These load values could be given as ultimate resistance values for the structure.

3. Jun 9, 2010

### joeykeys

However, this "ultimate" value is not currently provided so it is not possible to calculate the bending moment as shown..

is it?

4. Jun 9, 2010

### Studiot

I think you need to provide further information about the context.

The first bridge is stated to be an arch. Arches have no bending moments, being pure compression structures.

The second bridge is stated to have a span of 98m and a (presumably) max bending moment of 134627 kN-m.

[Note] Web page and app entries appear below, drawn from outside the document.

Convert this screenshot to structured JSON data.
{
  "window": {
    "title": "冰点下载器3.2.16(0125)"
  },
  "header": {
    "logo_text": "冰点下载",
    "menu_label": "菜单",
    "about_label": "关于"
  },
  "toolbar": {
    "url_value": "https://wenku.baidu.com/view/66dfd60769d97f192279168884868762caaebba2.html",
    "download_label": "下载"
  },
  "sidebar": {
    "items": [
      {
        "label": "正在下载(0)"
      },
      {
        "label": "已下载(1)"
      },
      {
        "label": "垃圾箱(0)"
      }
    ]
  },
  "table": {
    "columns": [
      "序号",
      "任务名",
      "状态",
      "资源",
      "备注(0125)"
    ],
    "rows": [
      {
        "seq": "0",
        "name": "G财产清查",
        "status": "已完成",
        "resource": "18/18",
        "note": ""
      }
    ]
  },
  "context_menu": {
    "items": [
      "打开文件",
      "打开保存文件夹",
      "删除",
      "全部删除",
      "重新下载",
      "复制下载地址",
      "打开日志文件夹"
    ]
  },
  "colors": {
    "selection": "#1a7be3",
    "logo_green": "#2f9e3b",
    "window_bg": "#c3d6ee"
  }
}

A simple RC beam with such a span would experience a max bending moment of 2*6*2400*10*98*98/8 = 345744 kN-m. This is nearly three times as much.

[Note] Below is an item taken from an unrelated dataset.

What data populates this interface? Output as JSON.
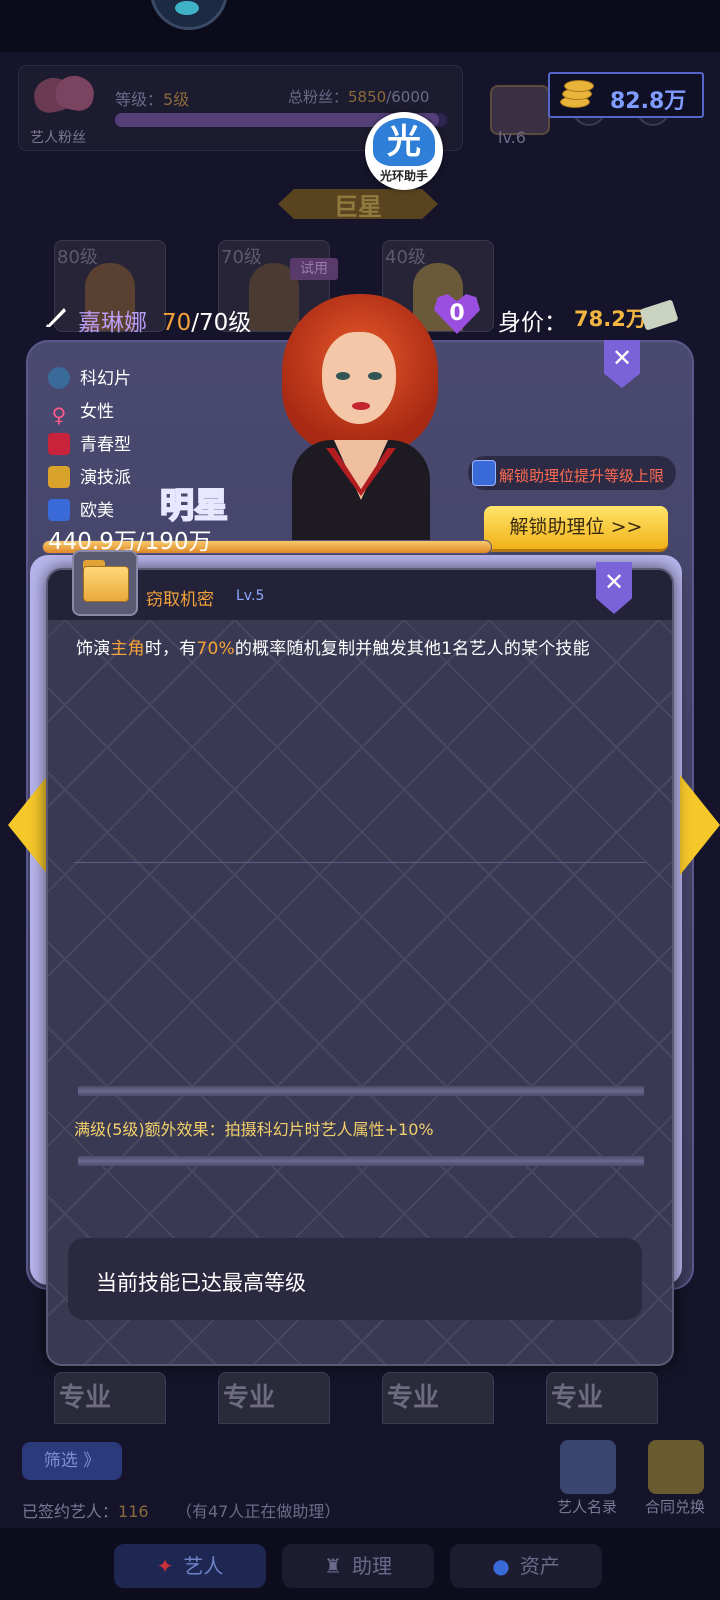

But the picture shows a prop at about 1/3 of the span. Such a prop would reduce the max moment and reposition it. The exact figure would depend upon the assumptions about continuity in the beam over the prop. If we assume the beam is fully continuous over the prop, can you calculate the approx moment? - it is possible to estimate if we can locate the prop along the 98 m overall span.

5. Jun 9, 2010

### joeykeys

Could you tell me which formula have you used for calculating the bending moment?

say is it: (b*d* ? * ? * span^2 ) /8 = bending moment

what does 2400 and 10 stand for?

Thanks again for the clarifacation.

Last edited: Jun 9, 2010
6. Jun 9, 2010

### Studiot

reinforced concrete weighs about 2400 kg/cubic metre.
10 approximates the acceleration due to gravity to convert this to Newtons

the weight per metre run of beam is depth x width x1 x above density

the maximum moment in a simply supported beam is wL2/8

where L is the span length and w is the weight per metre run.

But you didn't answer my question so I can't help further